Their initiative began in 2015 by adding specialized yoga and aquatics classes for those living with MS, and the response was strong. Their initiative grew from there and blossomed into a full program designed to specifically serve those with MS, which piloted in 2017.
“A relationship was started with Leorah A. Freeman, a neurologist at The University of Texas Health Science Center at Houston (UT Health), whom took an immediate interest in what we were doing, since she had a number of MS patients and was keen on clinical research into the effects of physical activity,” said Matthew Jewell, the association director of operations at the Greater Houston Y.
From there, the initiative became a partnership with the National Multiple Sclerosis Society (NMSS), UT Health and the YMCA to create a curriculum from scratch, including a training class for the program facilitators. The working title of the program was Group Exercise for Multiple Sclerosis (GEMS), but they wanted a name that fit with the acronym MS. Thus came Moving Stronger, a first-of-its-kind offering.
The 12-week program includes 24 sessions of exercise, education and bonding discussions around subjects relevant to people with MS. Each week is focused around a different modality of either yoga, water exercise, or functional fitness with free weights and machines. A robust pre and post 12-week physical evaluation happens, in addition to participant surveys.
Overall, the program has provided a benefit to certain demographics. “The program serves a population that otherwise has very little access to physical activity, improving not only their physical but also mental and spiritual health through the camaraderie and routine, as well as bringing awareness to others of what the experience of MS can be like, and how there is hope for even better daily living,” said Jewell.
While exercise has not been shown to slow the progression of MS, it can help decrease complications that arise from muscular fatigue, weakness, contractures and spasticity. Additionally, exercise can serve as an outlet for stress reduction and help maximize independence, regardless of one’s ability. “Mental health is a huge factor for those with MS, both with cognitive function and emotion, so when that improves, everything else about them is affected positively,” said Jewell.

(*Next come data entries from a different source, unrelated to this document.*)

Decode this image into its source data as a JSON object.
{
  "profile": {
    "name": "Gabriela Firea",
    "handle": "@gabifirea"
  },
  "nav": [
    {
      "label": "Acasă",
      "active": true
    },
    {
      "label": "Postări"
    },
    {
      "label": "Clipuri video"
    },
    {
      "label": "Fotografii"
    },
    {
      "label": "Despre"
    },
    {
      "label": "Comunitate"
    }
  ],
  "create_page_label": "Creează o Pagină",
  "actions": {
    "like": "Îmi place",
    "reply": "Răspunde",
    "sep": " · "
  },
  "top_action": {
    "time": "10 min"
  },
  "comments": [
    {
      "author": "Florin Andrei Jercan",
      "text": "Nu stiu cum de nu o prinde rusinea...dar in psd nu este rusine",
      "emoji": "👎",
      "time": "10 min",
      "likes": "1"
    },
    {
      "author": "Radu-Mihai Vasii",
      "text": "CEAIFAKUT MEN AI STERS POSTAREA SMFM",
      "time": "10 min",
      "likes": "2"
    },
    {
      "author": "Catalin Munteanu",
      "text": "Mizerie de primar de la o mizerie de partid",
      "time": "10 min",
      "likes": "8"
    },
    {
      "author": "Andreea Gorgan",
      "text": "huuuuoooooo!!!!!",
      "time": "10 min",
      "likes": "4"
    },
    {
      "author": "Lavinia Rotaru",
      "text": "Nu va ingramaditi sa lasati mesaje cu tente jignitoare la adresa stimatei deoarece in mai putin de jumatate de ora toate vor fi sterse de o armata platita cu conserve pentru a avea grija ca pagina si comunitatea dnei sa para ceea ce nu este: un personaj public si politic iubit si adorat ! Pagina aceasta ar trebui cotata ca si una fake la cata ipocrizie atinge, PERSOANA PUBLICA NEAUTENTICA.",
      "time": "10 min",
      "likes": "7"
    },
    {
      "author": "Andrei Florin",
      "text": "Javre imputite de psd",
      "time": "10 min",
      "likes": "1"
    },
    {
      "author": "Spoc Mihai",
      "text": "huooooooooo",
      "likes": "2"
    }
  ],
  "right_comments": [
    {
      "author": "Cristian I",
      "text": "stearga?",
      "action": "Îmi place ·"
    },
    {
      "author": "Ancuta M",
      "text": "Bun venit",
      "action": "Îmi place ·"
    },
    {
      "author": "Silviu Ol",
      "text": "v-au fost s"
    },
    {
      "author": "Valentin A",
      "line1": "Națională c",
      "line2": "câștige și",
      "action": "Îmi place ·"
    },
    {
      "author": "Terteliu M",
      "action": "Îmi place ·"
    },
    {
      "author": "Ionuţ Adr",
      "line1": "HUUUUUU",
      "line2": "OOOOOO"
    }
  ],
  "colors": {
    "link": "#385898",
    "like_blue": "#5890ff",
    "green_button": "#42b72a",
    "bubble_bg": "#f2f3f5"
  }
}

Overall, the Greater Houston Y is working hard to make a positive impact on those living with MS in their community, and they couldn’t be happier. “The Y is very pleased to be able to provide specifically tailored programming for this population and offer it at no cost to the participants,” said Jewel. “We seek to serve everyone with love and compassion while creating the best experiences possible for them.”